# [Task instructions]
An exact restatement of the records below is expected.

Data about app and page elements

=== Section Start ===

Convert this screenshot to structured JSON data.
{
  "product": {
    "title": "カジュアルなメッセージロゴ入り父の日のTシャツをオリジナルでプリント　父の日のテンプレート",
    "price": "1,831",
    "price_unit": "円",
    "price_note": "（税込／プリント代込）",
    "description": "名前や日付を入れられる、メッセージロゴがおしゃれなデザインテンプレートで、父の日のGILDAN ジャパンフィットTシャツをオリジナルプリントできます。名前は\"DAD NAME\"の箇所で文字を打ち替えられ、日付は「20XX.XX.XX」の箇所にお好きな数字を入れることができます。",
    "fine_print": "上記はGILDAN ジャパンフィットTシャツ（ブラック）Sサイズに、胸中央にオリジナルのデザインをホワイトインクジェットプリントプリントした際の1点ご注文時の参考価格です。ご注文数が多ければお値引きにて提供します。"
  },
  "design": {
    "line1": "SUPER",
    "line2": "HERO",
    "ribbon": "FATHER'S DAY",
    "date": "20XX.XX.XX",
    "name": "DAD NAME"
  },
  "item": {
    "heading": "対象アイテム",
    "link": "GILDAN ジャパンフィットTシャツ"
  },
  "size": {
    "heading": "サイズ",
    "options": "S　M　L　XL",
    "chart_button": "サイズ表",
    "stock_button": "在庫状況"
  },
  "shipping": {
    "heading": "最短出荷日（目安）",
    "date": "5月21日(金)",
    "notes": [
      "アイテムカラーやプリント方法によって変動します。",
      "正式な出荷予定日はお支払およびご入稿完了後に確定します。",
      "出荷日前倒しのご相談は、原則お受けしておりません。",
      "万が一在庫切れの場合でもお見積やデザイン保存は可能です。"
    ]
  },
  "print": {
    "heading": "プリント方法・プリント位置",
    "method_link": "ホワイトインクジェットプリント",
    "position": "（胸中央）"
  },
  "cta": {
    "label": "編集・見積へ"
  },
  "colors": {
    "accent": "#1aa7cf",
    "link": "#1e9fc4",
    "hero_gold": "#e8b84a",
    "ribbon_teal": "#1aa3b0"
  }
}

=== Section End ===

# [Solution]
Convert this screenshot to structured JSON data.
{
  "product": {
    "title": "カジュアルなメッセージロゴ入り父の日のTシャツをオリジナルでプリント　父の日のテンプレート",
    "price": "1,831",
    "price_unit": "円",
    "price_note": "（税込／プリント代込）",
    "description": "名前や日付を入れられる、メッセージロゴがおしゃれなデザインテンプレートで、父の日のGILDAN ジャパンフィットTシャツをオリジナルプリントできます。名前は\"DAD NAME\"の箇所で文字を打ち替えられ、日付は「20XX.XX.XX」の箇所にお好きな数字を入れることができます。",
    "fine_print": "上記はGILDAN ジャパンフィットTシャツ（ブラック）Sサイズに、胸中央にオリジナルのデザインをホワイトインクジェットプリントプリントした際の1点ご注文時の参考価格です。ご注文数が多ければお値引きにて提供します。"
  },
  "design": {
    "line1": "SUPER",
    "line2": "HERO",
    "ribbon": "FATHER'S DAY",
    "date": "20XX.XX.XX",
    "name": "DAD NAME"
  },
  "item": {
    "heading": "対象アイテム",
    "link": "GILDAN ジャパンフィットTシャツ"
  },
  "size": {
    "heading": "サイズ",
    "options": "S　M　L　XL",
    "chart_button": "サイズ表",
    "stock_button": "在庫状況"
  },
  "shipping": {
    "heading": "最短出荷日（目安）",
    "date": "5月21日(金)",
    "notes": [
      "アイテムカラーやプリント方法によって変動します。",
      "正式な出荷予定日はお支払およびご入稿完了後に確定します。",
      "出荷日前倒しのご相談は、原則お受けしておりません。",
      "万が一在庫切れの場合でもお見積やデザイン保存は可能です。"
    ]
  },
  "print": {
    "heading": "プリント方法・プリント位置",
    "method_link": "ホワイトインクジェットプリント",
    "position": "（胸中央）"
  },
  "cta": {
    "label": "編集・見積へ"
  },
  "colors": {
    "accent": "#1aa7cf",
    "link": "#1e9fc4",
    "hero_gold": "#e8b84a",
    "ribbon_teal": "#1aa3b0"
  }
}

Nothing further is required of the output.